We will continue to add new tokens as projects go live or remove them when it is clearly a project is not living up to its promise based on an open criteria. There are many projects that are currently still private that we are closely following and believe could be best-in-class, and expect to add them once they are publicly available. For example, we are keeping a close eye on Polkadot, NyCypher, Starkware, and Keep Network to name just a few.
In some areas, there may be seemingly conflicting positions for example in the ledger market. We believe whilst the market is still small there is plenty of room for growth and specialization as networks evolve and actual usage becomes apparent. And because the market is still comparatively early, some projects will execute faster than others and begin to win markets the tracker will literally track that development.
These are strategic and long-term positions and we will apply an internal weighting which we will periodically review.. Because we are deploying our own capital and not that of third-party investors, we have the luxury of evolving this model as the market matures, something we intend to open and share with the ecosystem and may over time productise.
Opening our advisory practice to the wider ecosystem
We can’t influence networks where we aren’t an early advisor or investor in the same way as those we have advised over several years and/or where we hold a board seat. But it is our intention to begin an open dialogue with projects and communities we believe are building crucial protocols and technologies to see if we can support them through our advisory practice to address their unique challenges.
Because The Tracker will include projects both with and without our advisory side by side we will endeavour to make a clear distinction between projects in which we are an official advisor in the Portfolio Section of our website. We intend to be long term holders and supporters of the projects in the tracker. Will we be regularly assessing the market and network to inform the selection criteria and any changes that need to be made. As always with our work, we will do this in a transparent and open way.
All projects listed in The Convergence Tracker will have the opportunity to work with us to be directly integrated into The Stack both technically and operationally so they can collaborate with its protocols and ecosystem of corporations, developers and academic communities. They will also have the opportunity to leverage the venture platform we have developed over the past five years through our advisory practice which includes a range of services required for a web3 network including crypto-economics and governance, corporate customer acquisition, developer relations, and community building. We hope over time the value of being listed in The Tracker becomes not just a point of pride but a powerful way to grow the network.
Over the coming months, we intend to provide a more detailed analysis of the protocols, networks, and products in The Tracker with recommendations about how we think it can be improved. Something we hope leads us to work more closely with the teams behind the tech through our advisory practice.
Equally, we will begin to open up how we measure ‘network health’ to help educate the market in how to understand the real fundamentals of understanding price both generically and specific the networks featured in The Tracker.
As ever we continue to do this with you out in the open.

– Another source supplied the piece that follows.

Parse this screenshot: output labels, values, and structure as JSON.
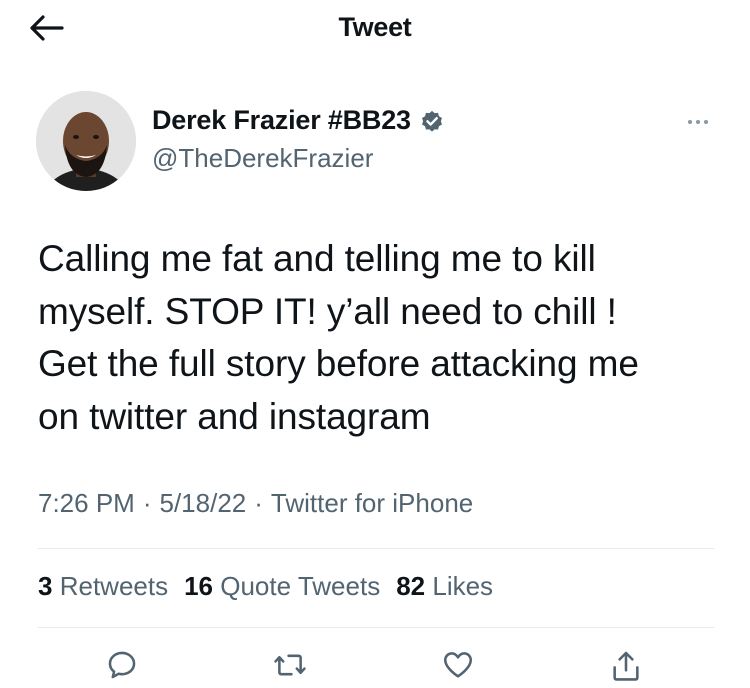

This article is for information purposes only and does not constitute investment advice. This article does not amount to an invitation or inducement to buy or sell an investment nor does it solicit any such offer or invitation in any jurisdiction.
In all cases, readers should conduct their own investigation and analysis of the data in the article. All statements of opinion and/or belief contained in this article and all views expressed and all projections, forecasts or statements relating to expectations regarding future events represent Outlier Ventures Operation Limited own assessment and interpretation of information available as at the date of this article.
No responsibility or liability is accepted by Outlier Ventures Operations Limited or Sapia Partners LLP for reliance on the contents of this article.
Outlier Ventures is an Appointed Representative of Sapia Partners LLP, a firm authorised and regulated by the Financial Conduct Authority (FCA).